> [Exercise]: The job is to find each line in the entries holding the string "amount" and copy that line.

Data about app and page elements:
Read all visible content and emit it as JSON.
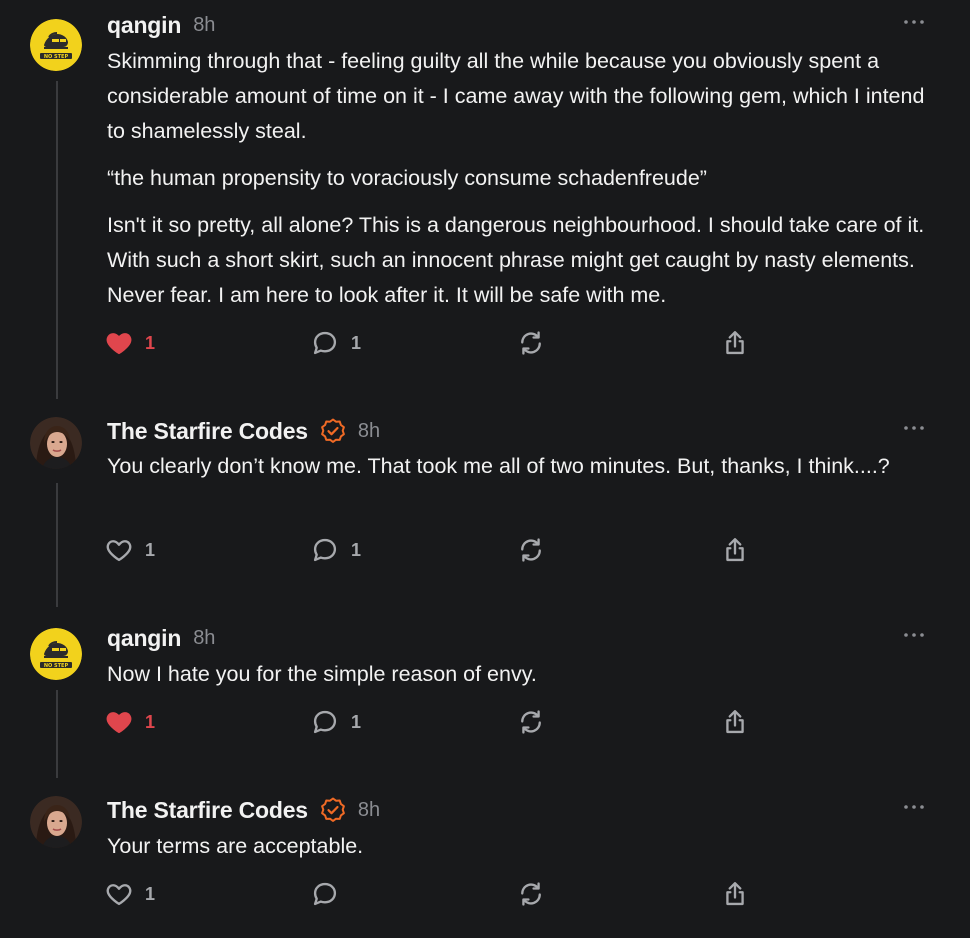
{
  "comments": [
    {
      "author": "qangin",
      "avatar": "no-step-sticker-avatar",
      "verified": false,
      "time": "8h",
      "paragraphs": [
        "Skimming through that - feeling guilty all the while because you obviously spent a considerable amount of time on it - I came away with the following gem, which I intend to shamelessly steal.",
        "“the human propensity to voraciously consume schadenfreude”",
        "Isn't it so pretty, all alone? This is a dangerous neighbourhood. I should take care of it. With such a short skirt, such an innocent phrase might get caught by nasty elements. Never fear. I am here to look after it. It will be safe with me."
      ],
      "likes": "1",
      "liked": true,
      "replies": "1"
    },
    {
      "author": "The Starfire Codes",
      "avatar": "woman-portrait-avatar",
      "verified": true,
      "time": "8h",
      "paragraphs": [
        "You clearly don’t know me. That took me all of two minutes. But, thanks, I think....?"
      ],
      "likes": "1",
      "liked": false,
      "replies": "1"
    },
    {
      "author": "qangin",
      "avatar": "no-step-sticker-avatar",
      "verified": false,
      "time": "8h",
      "paragraphs": [
        "Now I hate you for the simple reason of envy."
      ],
      "likes": "1",
      "liked": true,
      "replies": "1"
    },
    {
      "author": "The Starfire Codes",
      "avatar": "woman-portrait-avatar",
      "verified": true,
      "time": "8h",
      "paragraphs": [
        "Your terms are acceptable."
      ],
      "likes": "1",
      "liked": false,
      "replies": ""
    }
  ],
  "icons": {
    "heart": "heart-icon",
    "reply": "comment-bubble-icon",
    "restack": "restack-icon",
    "share": "share-icon",
    "more": "more-horizontal-icon",
    "verified": "verified-check-icon"
  },
  "colors": {
    "background": "#18191b",
    "text": "#f2f2f2",
    "muted": "#8b8d92",
    "like_active": "#e0464d",
    "verified": "#f06a25"
  }
}
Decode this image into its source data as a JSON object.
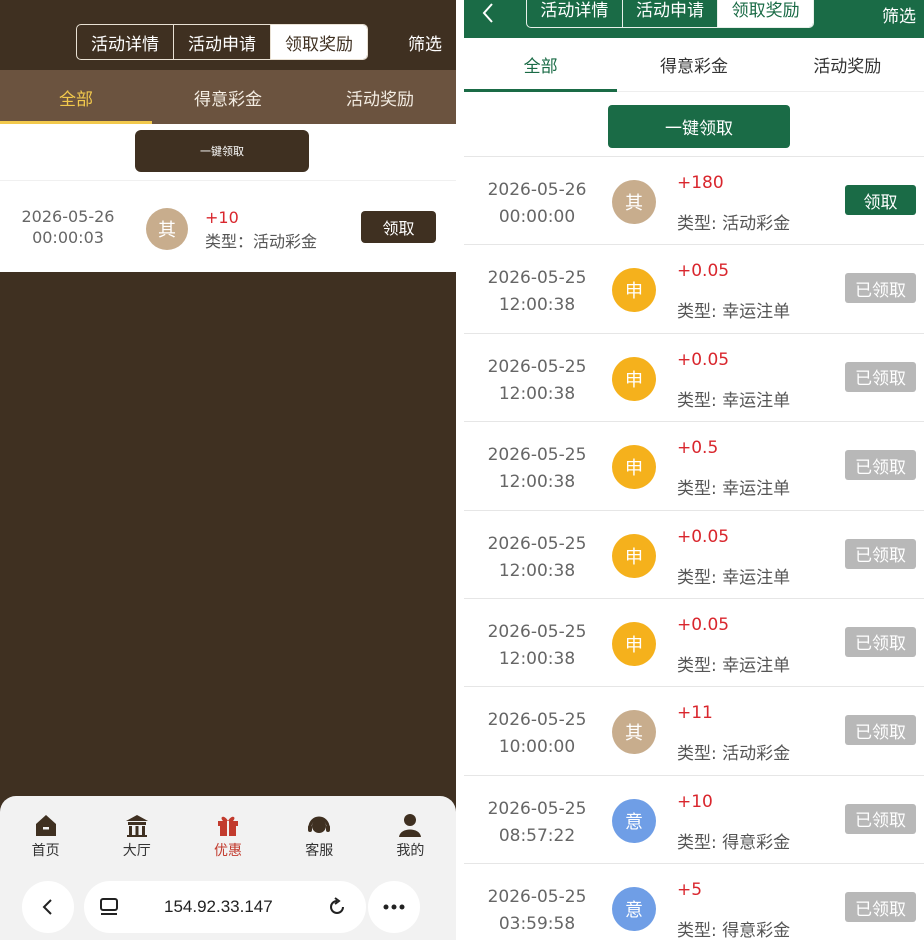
{
  "colors": {
    "left_brand": "#3f3021",
    "left_tab_bg": "#6b533f",
    "left_tab_active": "#f2c94c",
    "right_brand": "#1a6b46",
    "amount": "#d9262d",
    "claimed_gray": "#b8b8b8",
    "avatar_other": "#c8ad8d",
    "avatar_apply": "#f5b11c",
    "avatar_deyi": "#6f9ee6"
  },
  "left": {
    "segments": [
      "活动详情",
      "活动申请",
      "领取奖励"
    ],
    "filter_label": "筛选",
    "tabs": [
      "全部",
      "得意彩金",
      "活动奖励"
    ],
    "one_key_claim": "一键领取",
    "record": {
      "date": "2026-05-26",
      "time": "00:00:03",
      "avatar": "其",
      "amount": "+10",
      "type": "类型：活动彩金",
      "action": "领取"
    },
    "nav": [
      "首页",
      "大厅",
      "优惠",
      "客服",
      "我的"
    ],
    "browser": {
      "url": "154.92.33.147"
    }
  },
  "right": {
    "segments": [
      "活动详情",
      "活动申请",
      "领取奖励"
    ],
    "filter_label": "筛选",
    "tabs": [
      "全部",
      "得意彩金",
      "活动奖励"
    ],
    "one_key_claim": "一键领取",
    "records": [
      {
        "date": "2026-05-26",
        "time": "00:00:00",
        "avatar": "其",
        "avatar_kind": "other",
        "amount": "+180",
        "type": "类型: 活动彩金",
        "action": "领取",
        "claimed": false
      },
      {
        "date": "2026-05-25",
        "time": "12:00:38",
        "avatar": "申",
        "avatar_kind": "apply",
        "amount": "+0.05",
        "type": "类型: 幸运注单",
        "action": "已领取",
        "claimed": true
      },
      {
        "date": "2026-05-25",
        "time": "12:00:38",
        "avatar": "申",
        "avatar_kind": "apply",
        "amount": "+0.05",
        "type": "类型: 幸运注单",
        "action": "已领取",
        "claimed": true
      },
      {
        "date": "2026-05-25",
        "time": "12:00:38",
        "avatar": "申",
        "avatar_kind": "apply",
        "amount": "+0.5",
        "type": "类型: 幸运注单",
        "action": "已领取",
        "claimed": true
      },
      {
        "date": "2026-05-25",
        "time": "12:00:38",
        "avatar": "申",
        "avatar_kind": "apply",
        "amount": "+0.05",
        "type": "类型: 幸运注单",
        "action": "已领取",
        "claimed": true
      },
      {
        "date": "2026-05-25",
        "time": "12:00:38",
        "avatar": "申",
        "avatar_kind": "apply",
        "amount": "+0.05",
        "type": "类型: 幸运注单",
        "action": "已领取",
        "claimed": true
      },
      {
        "date": "2026-05-25",
        "time": "10:00:00",
        "avatar": "其",
        "avatar_kind": "other",
        "amount": "+11",
        "type": "类型: 活动彩金",
        "action": "已领取",
        "claimed": true
      },
      {
        "date": "2026-05-25",
        "time": "08:57:22",
        "avatar": "意",
        "avatar_kind": "deyi",
        "amount": "+10",
        "type": "类型: 得意彩金",
        "action": "已领取",
        "claimed": true
      },
      {
        "date": "2026-05-25",
        "time": "03:59:58",
        "avatar": "意",
        "avatar_kind": "deyi",
        "amount": "+5",
        "type": "类型: 得意彩金",
        "action": "已领取",
        "claimed": true
      }
    ]
  }
}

> [Answer to this task]:
        "Skimming through that - feeling guilty all the while because you obviously spent a considerable amount of time on it - I came away with the following gem, which I intend to shamelessly steal.",
    "amount": "#d9262d",
      "amount": "+10",
        "amount": "+180",
        "amount": "+0.05",
        "amount": "+0.05",
        "amount": "+0.5",
        "amount": "+0.05",
        "amount": "+0.05",
        "amount": "+11",
        "amount": "+10",
        "amount": "+5",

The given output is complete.